Don't listen when they say "does not accept simultaneous queries." Nothing in the world will bring you down deeper than waiting four months for a reply only to get a rejection (and you *will* be rejected). What do you do then? Get your query and snail-mail another agent? Good luck...

The books will tell you to do just that. But their method is really outdated. Remember- you have to convince agents that you (yes, *you*) are hot property. Query EVERYONE at once. Do NOT CC or BCC them, though. If you email query, send out individual queries (hint: Copy & Paste) to each agent.

The beauty of this is that you can spend a day or so emailing queries, and then sit back as rejections or requests start flowing in over the next month. Plus, if you sign a deal and a rejection from a different agent comes in, you get to experience the acute joy of rejecting *them*.

Bottom Line: Get a list of agent email addresses. Query everybody in the same day (but not necessarily at the *same time*)

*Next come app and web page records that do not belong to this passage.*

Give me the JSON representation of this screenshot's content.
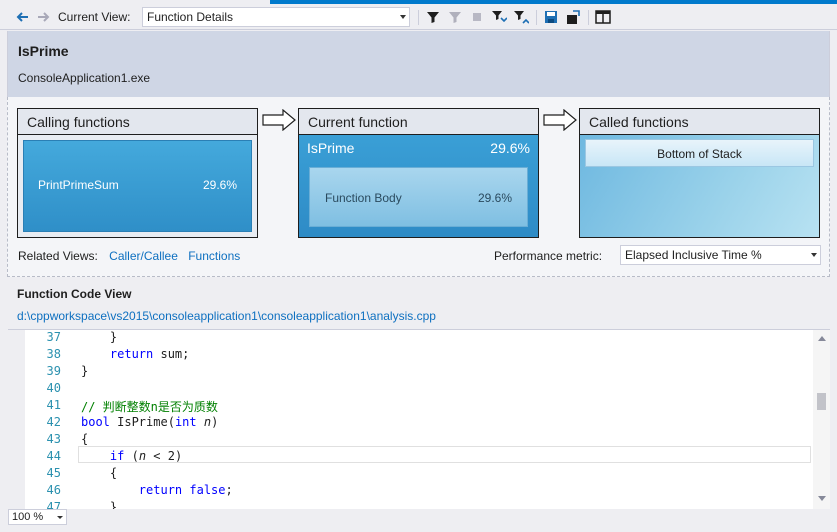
{
  "toolbar": {
    "current_view_label": "Current View:",
    "current_view_value": "Function Details"
  },
  "header": {
    "function_name": "IsPrime",
    "module": "ConsoleApplication1.exe"
  },
  "calling": {
    "title": "Calling functions",
    "item_name": "PrintPrimeSum",
    "item_pct": "29.6%"
  },
  "current": {
    "title": "Current function",
    "name": "IsPrime",
    "pct": "29.6%",
    "body_name": "Function Body",
    "body_pct": "29.6%"
  },
  "called": {
    "title": "Called functions",
    "bottom_button": "Bottom of Stack"
  },
  "related": {
    "label": "Related Views:",
    "link1": "Caller/Callee",
    "link2": "Functions"
  },
  "performance": {
    "label": "Performance metric:",
    "value": "Elapsed Inclusive Time %"
  },
  "code_view": {
    "title": "Function Code View",
    "path": "d:\\cppworkspace\\vs2015\\consoleapplication1\\consoleapplication1\\analysis.cpp",
    "lines": [
      {
        "num": "37",
        "text": "    }"
      },
      {
        "num": "38",
        "text": "    return sum;"
      },
      {
        "num": "39",
        "text": "}"
      },
      {
        "num": "40",
        "text": ""
      },
      {
        "num": "41",
        "text": "// 判断整数n是否为质数"
      },
      {
        "num": "42",
        "text": "bool IsPrime(int n)"
      },
      {
        "num": "43",
        "text": "{"
      },
      {
        "num": "44",
        "text": "    if (n < 2)"
      },
      {
        "num": "45",
        "text": "    {"
      },
      {
        "num": "46",
        "text": "        return false;"
      },
      {
        "num": "47",
        "text": "    }"
      }
    ]
  },
  "status": {
    "zoom": "100 %"
  },
  "icons": [
    "back-arrow-icon",
    "forward-arrow-icon",
    "filter-icon",
    "clear-filter-icon",
    "stop-icon",
    "collapse-icon",
    "expand-icon",
    "save-icon",
    "export-icon",
    "split-view-icon"
  ]
}
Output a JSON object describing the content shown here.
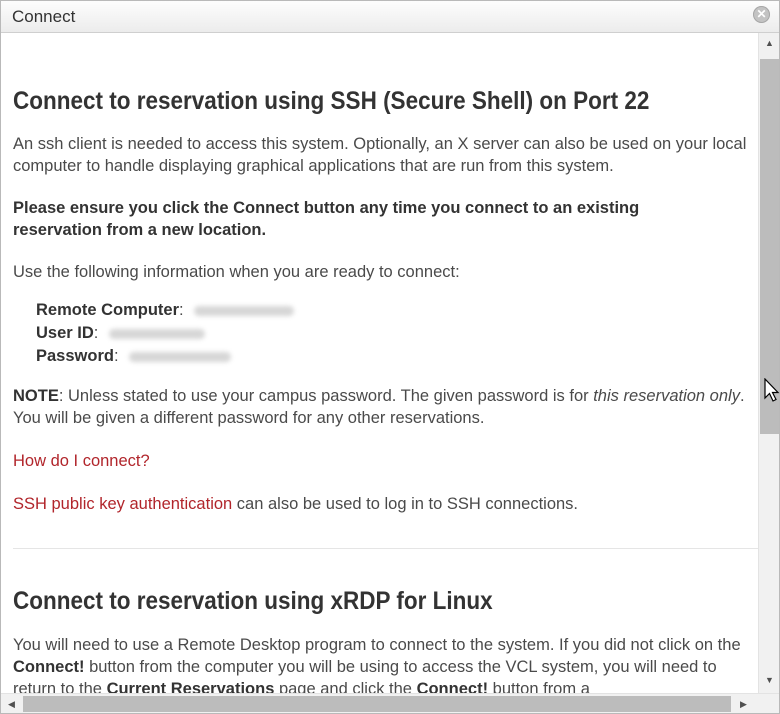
{
  "window": {
    "title": "Connect",
    "close_icon": "close-icon"
  },
  "ssh": {
    "heading": "Connect to reservation using SSH (Secure Shell) on Port 22",
    "intro": "An ssh client is needed to access this system. Optionally, an X server can also be used on your local computer to handle displaying graphical applications that are run from this system.",
    "warning": "Please ensure you click the Connect button any time you connect to an existing reservation from a new location.",
    "info_intro": "Use the following information when you are ready to connect:",
    "remote_computer_label": "Remote Computer",
    "user_id_label": "User ID",
    "password_label": "Password",
    "separator": ":",
    "note_label": "NOTE",
    "note_text_1": ": Unless stated to use your campus password. The given password is for ",
    "note_emphasis": "this reservation only",
    "note_text_2": ". You will be given a different password for any other reservations.",
    "how_link": "How do I connect?",
    "ssh_key_link": "SSH public key authentication",
    "ssh_key_text": " can also be used to log in to SSH connections."
  },
  "xrdp": {
    "heading": "Connect to reservation using xRDP for Linux",
    "text_1": "You will need to use a Remote Desktop program to connect to the system. If you did not click on the ",
    "connect_1": "Connect!",
    "text_2": " button from the computer you will be using to access the VCL system, you will need to return to the ",
    "current_reservations": "Current Reservations",
    "text_3": " page and click the ",
    "connect_2": "Connect!",
    "text_4": " button from a"
  },
  "scrollbars": {
    "up_arrow": "▲",
    "down_arrow": "▼",
    "left_arrow": "◀",
    "right_arrow": "▶",
    "vertical_position": 0.0
  },
  "colors": {
    "link": "#b1252b",
    "scroll_thumb": "#bcbcbc"
  }
}
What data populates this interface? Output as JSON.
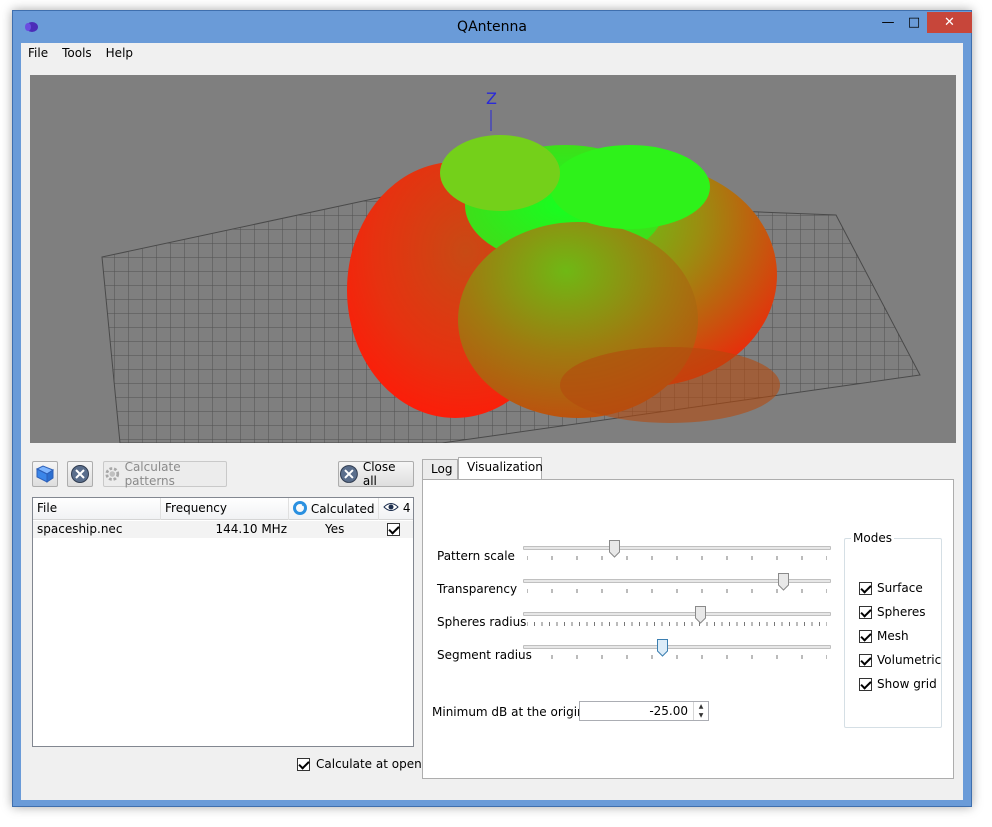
{
  "window": {
    "title": "QAntenna"
  },
  "menu": [
    "File",
    "Tools",
    "Help"
  ],
  "viewport": {
    "axis_label": "Z"
  },
  "toolbar": {
    "calculate_label": "Calculate patterns",
    "close_all_label": "Close all"
  },
  "table": {
    "headers": {
      "file": "File",
      "frequency": "Frequency",
      "calculated": "Calculated",
      "visible": "4"
    },
    "rows": [
      {
        "file": "spaceship.nec",
        "frequency": "144.10 MHz",
        "calculated": "Yes",
        "visible": true
      }
    ]
  },
  "calc_at_opening_label": "Calculate at opening",
  "tabs": {
    "log": "Log",
    "visualization": "Visualization"
  },
  "visualization": {
    "sliders": [
      {
        "label": "Pattern scale",
        "value": 0.29
      },
      {
        "label": "Transparency",
        "value": 0.86
      },
      {
        "label": "Spheres radius",
        "value": 0.58
      },
      {
        "label": "Segment radius",
        "value": 0.45
      }
    ],
    "min_db_label": "Minimum dB at the origin",
    "min_db_value": "-25.00",
    "modes_title": "Modes",
    "modes": [
      {
        "label": "Surface",
        "checked": true
      },
      {
        "label": "Spheres",
        "checked": true
      },
      {
        "label": "Mesh",
        "checked": true
      },
      {
        "label": "Volumetric",
        "checked": true
      },
      {
        "label": "Show grid",
        "checked": true
      }
    ]
  }
}
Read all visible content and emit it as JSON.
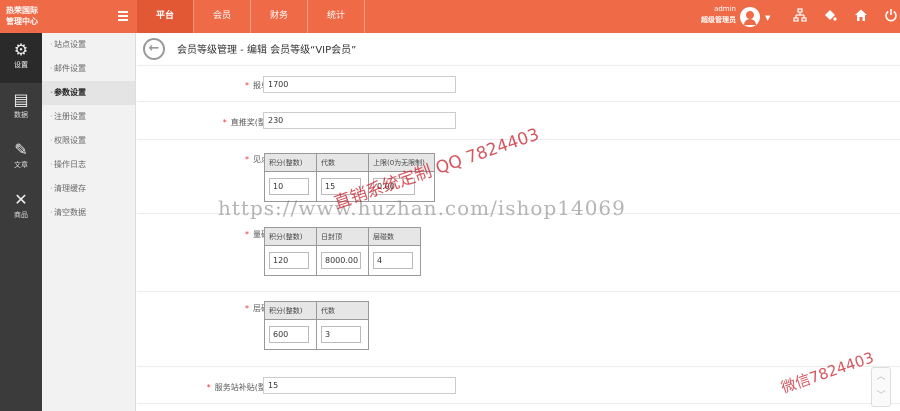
{
  "brand": {
    "line1": "热荣国际",
    "line2": "管理中心"
  },
  "topnav": {
    "tabs": [
      {
        "label": "平台",
        "active": true
      },
      {
        "label": "会员",
        "active": false
      },
      {
        "label": "财务",
        "active": false
      },
      {
        "label": "统计",
        "active": false
      }
    ]
  },
  "user": {
    "name": "admin",
    "role": "超级管理员"
  },
  "top_icons": [
    "sitemap-icon",
    "paint-bucket-icon",
    "home-icon",
    "power-icon"
  ],
  "sidebar": [
    {
      "label": "设置",
      "icon": "gear-icon",
      "active": true
    },
    {
      "label": "数据",
      "icon": "data-icon",
      "active": false
    },
    {
      "label": "文章",
      "icon": "article-icon",
      "active": false
    },
    {
      "label": "商品",
      "icon": "tools-icon",
      "active": false
    }
  ],
  "submenu": [
    {
      "label": "站点设置",
      "active": false
    },
    {
      "label": "邮件设置",
      "active": false
    },
    {
      "label": "参数设置",
      "active": true
    },
    {
      "label": "注册设置",
      "active": false
    },
    {
      "label": "权限设置",
      "active": false
    },
    {
      "label": "操作日志",
      "active": false
    },
    {
      "label": "清理缓存",
      "active": false
    },
    {
      "label": "清空数据",
      "active": false
    }
  ],
  "page": {
    "title": "会员等级管理 - 编辑 会员等级“VIP会员”"
  },
  "form": {
    "report_fee": {
      "label": "报单费",
      "value": "1700"
    },
    "direct_bonus": {
      "label": "直推奖(整数)",
      "value": "230"
    },
    "touch_bonus": {
      "label": "见点奖",
      "headers": [
        "积分(整数)",
        "代数",
        "上限(0为无限制)"
      ],
      "values": [
        "10",
        "15",
        "0.00"
      ]
    },
    "volume_bonus": {
      "label": "量碰奖",
      "headers": [
        "积分(整数)",
        "日封顶",
        "层碰数"
      ],
      "values": [
        "120",
        "8000.00",
        "4"
      ]
    },
    "layer_bonus": {
      "label": "层碰奖",
      "headers": [
        "积分(整数)",
        "代数"
      ],
      "values": [
        "600",
        "3"
      ]
    },
    "service_subsidy": {
      "label": "服务站补贴(整数)",
      "value": "15"
    }
  },
  "watermarks": {
    "url": "https://www.huzhan.com/ishop14069",
    "qq": "直销系统定制 QQ 7824403",
    "wechat": "微信7824403"
  },
  "colors": {
    "accent": "#ef6a47",
    "active_tab": "#e25734",
    "sidebar": "#3b3b3b",
    "required": "#e33333"
  }
}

7. Agents tend to respond to email queries faster than snail-mail queries.
I gave up snail-mail querying years ago. It doesn't work anymore. The only problem with e-queries, however, is that they are a LOT easier to reject than snail-mail queries. So you'd better have an amazing book, or you're no better off than before.

Bottom Line: Forget about snail-mail, no matter what the book say. Check out agentquery.com

8.
Your query is everything. If you plan on following my advice and querying the Cheap Way (aka Email Queries), you're going to replace cost with quality. If you want to save money on postage, your query letter had better be AMAZING.

Bottom Line: I'll give you an example of my query letter (that sold my book) in the next part. For now, I'm off to work.

-
JadenPoser

3 comments:

KalebDozer said...

Great, but can you tell me how to get a chinchilla?

Jaden said...

Hang your Ginger Clark reference.

- JadenPoser

Savannah said...

Jaden, that was great! You did fantastic. Looking forward to the next post.

PS: I know I totally committed one of those cardinal sins (finding the 'perfect' agent), but seriously, he seems perfect!